Prosecutors with the New York district attorney’s office interviewed Donald Trump’s former personal attorney Michael Cohen in recent weeks as part of their investigation of the Trump Organization’s handling of hush money payments, according to people familiar with the matter.

Officials from the district attorney’s office, led by Cyrus Vance, interviewed Cohen at the federal prison in Otisville, New York, where he is serving a three-year sentence after pleading guilty to multiple crimes including campaign finance violations tied to payments to two women alleging affairs with Trump a decade ago. Trump has denied having affairs with the women.

The district attorney opened the investigation last month and sent subpoenas to the Trump Organization and American Media Inc. seeking documents and records relating to payments made to Stormy Daniels and Karen McDougal to silence their allegations ahead of the 2016 presidential election.

The investigation is looking into whether the Trump Organization violated a New York state law involving false business records. Investigators are exploring whether the real estate company falsified its records in describing the reimbursement to Cohen for the payments.

Prosecutors met with Cohen shortly after they opened their investigation, according to one of the people familiar with the matter. Cohen is one of several people with knowledge of the payments who would be of interest to investigators, but he has credibility issues for any potential case. Cohen pleaded guilty last year to lying to Congress about plans to build a Trump Tower in Moscow.

Lanny Davis, a lawyer for Cohen, declined to comment. A spokesman for Vance’s office also declined to comment.
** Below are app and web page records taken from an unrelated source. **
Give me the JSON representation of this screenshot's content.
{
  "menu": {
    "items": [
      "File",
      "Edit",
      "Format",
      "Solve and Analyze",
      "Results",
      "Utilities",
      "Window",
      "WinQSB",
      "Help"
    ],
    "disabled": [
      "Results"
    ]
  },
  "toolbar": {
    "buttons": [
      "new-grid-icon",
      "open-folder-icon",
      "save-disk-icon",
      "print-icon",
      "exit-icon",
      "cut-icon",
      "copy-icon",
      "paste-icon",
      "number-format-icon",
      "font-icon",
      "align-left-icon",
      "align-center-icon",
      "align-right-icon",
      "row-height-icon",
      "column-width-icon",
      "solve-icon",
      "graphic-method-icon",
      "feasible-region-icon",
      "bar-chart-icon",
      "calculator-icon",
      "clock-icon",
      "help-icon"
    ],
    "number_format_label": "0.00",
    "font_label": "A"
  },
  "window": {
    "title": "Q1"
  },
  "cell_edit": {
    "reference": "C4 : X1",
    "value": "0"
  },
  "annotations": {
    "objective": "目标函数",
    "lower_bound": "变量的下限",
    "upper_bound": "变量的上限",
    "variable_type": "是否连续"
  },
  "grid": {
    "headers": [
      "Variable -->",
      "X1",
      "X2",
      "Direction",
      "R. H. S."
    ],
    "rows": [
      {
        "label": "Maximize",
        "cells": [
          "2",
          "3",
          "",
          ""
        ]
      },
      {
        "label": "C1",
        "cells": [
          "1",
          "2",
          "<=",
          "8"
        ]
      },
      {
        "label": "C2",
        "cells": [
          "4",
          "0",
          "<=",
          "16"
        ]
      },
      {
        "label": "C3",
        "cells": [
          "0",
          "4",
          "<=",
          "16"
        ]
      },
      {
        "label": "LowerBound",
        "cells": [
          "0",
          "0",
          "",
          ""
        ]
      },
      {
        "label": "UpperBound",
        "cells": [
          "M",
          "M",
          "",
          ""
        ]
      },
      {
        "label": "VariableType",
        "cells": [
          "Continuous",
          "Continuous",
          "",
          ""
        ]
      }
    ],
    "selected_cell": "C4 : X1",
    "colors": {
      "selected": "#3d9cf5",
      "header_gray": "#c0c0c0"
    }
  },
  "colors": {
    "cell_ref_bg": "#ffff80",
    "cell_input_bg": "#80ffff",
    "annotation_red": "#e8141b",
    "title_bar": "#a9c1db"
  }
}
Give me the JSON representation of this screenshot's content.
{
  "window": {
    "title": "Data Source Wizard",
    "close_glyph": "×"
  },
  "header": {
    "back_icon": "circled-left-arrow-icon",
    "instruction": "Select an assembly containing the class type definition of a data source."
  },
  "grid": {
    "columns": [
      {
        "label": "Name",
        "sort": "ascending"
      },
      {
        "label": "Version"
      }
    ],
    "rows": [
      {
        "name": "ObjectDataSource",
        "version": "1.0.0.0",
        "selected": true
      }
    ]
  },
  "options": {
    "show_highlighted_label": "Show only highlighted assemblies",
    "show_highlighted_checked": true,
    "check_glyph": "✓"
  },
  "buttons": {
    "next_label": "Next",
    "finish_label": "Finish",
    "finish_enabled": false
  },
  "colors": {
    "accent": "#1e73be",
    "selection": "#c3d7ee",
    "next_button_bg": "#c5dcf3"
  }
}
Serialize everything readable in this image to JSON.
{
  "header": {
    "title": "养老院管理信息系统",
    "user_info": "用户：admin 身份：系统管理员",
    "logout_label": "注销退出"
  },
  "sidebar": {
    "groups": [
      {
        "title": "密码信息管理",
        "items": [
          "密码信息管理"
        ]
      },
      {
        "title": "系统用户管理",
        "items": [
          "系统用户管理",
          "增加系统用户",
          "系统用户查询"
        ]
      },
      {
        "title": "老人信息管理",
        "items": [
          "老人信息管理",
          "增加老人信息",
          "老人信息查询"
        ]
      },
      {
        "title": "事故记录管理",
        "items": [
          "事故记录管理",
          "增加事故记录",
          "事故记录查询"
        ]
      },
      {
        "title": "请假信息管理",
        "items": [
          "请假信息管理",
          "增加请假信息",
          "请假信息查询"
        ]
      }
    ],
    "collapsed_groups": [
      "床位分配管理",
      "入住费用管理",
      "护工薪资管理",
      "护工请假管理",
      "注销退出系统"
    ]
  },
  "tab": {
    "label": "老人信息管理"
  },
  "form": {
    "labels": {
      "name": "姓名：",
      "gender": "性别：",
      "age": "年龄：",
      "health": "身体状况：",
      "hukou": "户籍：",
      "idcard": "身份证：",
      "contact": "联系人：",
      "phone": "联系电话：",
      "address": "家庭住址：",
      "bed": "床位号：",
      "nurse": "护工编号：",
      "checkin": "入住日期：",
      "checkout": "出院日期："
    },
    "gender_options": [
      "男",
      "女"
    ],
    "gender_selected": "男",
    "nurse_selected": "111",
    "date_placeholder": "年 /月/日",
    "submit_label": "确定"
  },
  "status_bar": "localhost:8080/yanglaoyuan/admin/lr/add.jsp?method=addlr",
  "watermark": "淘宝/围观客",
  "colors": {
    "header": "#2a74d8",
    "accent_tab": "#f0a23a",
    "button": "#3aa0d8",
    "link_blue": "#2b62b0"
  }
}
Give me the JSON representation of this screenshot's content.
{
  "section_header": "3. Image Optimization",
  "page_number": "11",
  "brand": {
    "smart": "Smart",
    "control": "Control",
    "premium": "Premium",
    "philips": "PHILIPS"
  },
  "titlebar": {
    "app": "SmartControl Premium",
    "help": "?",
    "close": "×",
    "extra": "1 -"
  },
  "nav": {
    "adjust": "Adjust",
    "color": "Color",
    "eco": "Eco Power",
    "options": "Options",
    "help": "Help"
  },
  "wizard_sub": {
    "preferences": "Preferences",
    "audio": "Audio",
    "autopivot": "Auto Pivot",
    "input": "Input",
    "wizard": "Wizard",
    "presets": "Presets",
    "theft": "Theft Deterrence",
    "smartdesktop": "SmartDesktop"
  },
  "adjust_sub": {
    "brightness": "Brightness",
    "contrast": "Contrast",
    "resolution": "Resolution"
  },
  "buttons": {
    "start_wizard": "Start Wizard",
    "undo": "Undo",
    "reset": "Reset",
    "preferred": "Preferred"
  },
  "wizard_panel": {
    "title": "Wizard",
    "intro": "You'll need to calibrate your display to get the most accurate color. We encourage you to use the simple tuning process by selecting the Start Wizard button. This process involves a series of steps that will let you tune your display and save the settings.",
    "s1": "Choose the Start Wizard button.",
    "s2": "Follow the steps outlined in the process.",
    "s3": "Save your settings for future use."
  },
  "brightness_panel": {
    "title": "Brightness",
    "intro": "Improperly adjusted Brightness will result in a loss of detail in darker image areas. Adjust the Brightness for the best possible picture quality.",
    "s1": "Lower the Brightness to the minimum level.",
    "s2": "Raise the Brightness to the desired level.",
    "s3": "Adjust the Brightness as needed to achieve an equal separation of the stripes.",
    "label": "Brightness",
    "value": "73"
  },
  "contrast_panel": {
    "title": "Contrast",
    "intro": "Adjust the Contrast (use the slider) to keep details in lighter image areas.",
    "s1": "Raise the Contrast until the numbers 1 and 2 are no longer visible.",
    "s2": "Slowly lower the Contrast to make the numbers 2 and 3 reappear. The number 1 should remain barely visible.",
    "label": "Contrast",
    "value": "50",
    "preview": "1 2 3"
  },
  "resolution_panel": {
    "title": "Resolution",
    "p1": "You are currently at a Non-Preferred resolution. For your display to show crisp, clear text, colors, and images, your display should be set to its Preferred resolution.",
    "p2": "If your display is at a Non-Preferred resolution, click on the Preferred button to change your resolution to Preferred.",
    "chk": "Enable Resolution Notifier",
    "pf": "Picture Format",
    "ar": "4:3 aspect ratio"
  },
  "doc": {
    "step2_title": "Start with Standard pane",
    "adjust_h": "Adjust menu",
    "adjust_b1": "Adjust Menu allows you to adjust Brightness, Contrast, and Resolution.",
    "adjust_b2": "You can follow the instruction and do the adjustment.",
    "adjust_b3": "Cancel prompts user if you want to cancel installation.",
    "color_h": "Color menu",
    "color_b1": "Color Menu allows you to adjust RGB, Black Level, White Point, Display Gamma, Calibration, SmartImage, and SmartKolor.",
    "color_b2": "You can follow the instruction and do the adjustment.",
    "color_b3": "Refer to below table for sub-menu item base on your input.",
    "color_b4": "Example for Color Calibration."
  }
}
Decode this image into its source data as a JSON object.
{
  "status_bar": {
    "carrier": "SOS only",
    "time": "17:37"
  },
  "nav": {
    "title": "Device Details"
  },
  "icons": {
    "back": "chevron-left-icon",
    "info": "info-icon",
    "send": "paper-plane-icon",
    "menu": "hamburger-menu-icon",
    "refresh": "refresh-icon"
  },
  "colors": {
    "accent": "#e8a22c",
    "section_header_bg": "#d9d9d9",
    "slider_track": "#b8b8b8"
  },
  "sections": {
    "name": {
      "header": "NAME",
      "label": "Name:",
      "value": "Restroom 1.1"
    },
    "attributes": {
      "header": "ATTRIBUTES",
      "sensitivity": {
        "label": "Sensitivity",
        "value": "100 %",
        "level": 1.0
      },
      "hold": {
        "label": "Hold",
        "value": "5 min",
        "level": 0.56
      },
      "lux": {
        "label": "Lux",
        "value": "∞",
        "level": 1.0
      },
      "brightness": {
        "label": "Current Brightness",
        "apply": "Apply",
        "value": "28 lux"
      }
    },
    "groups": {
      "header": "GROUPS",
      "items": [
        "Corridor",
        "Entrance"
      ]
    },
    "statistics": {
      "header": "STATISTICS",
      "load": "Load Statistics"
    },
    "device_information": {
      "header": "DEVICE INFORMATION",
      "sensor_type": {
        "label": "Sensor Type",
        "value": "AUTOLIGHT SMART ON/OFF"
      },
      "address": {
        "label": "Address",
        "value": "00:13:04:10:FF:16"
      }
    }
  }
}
Marc L. Mukasey, attorney for the Trump Organization, responded, “When you lie down with dogs you wake up with fleas.” When the Trump Organization was subpoenaed early last month, Mukasey called it “a political hit job.”

The investigation is a sign that legal issues continue to swirl around Trump and his business. House Democrats are suing to obtain the tax and bank records of Trump and his family members. The New York state attorney general has subpoenaed Trump’s banks for loan documents relating to certain Trump Organization projects.

The state investigation, which is still in the early stages, began after the US Attorney’s Office for the Southern District of New York closed its own probe in July.

Cohen was the only individual prosecuted as part of the federal investigation. He pleaded guilty to paying $130,000 to Daniels to keep her from going public with her allegation before the election.

American Media Inc., publisher of the National Enquirer, signed a non-prosecution agreement with federal prosecutors for its own role in the hush money scheme. AMI admitted to making a payment of $150,000 in cooperation with some members of Trump’s campaign to prevent McDougal’s claims of an affair from becoming pubic.

Federal prosecutors alleged that the Trump Organization paid Cohen $420,000 to reimburse him for the $130,000 hush money payment, increasing the amount to cover taxes and a bonus. Cohen was directed to submit monthly invoices and the payments were made in installments of $35,000 over 12 months, according to prosecutors in the Cohen case. The Trump Organization accounted for the fees as legal expenses even though, prosecutors alleged, Cohen did no legal work for the company in 2017. The Trump Organization was not charged with any wrongdoing.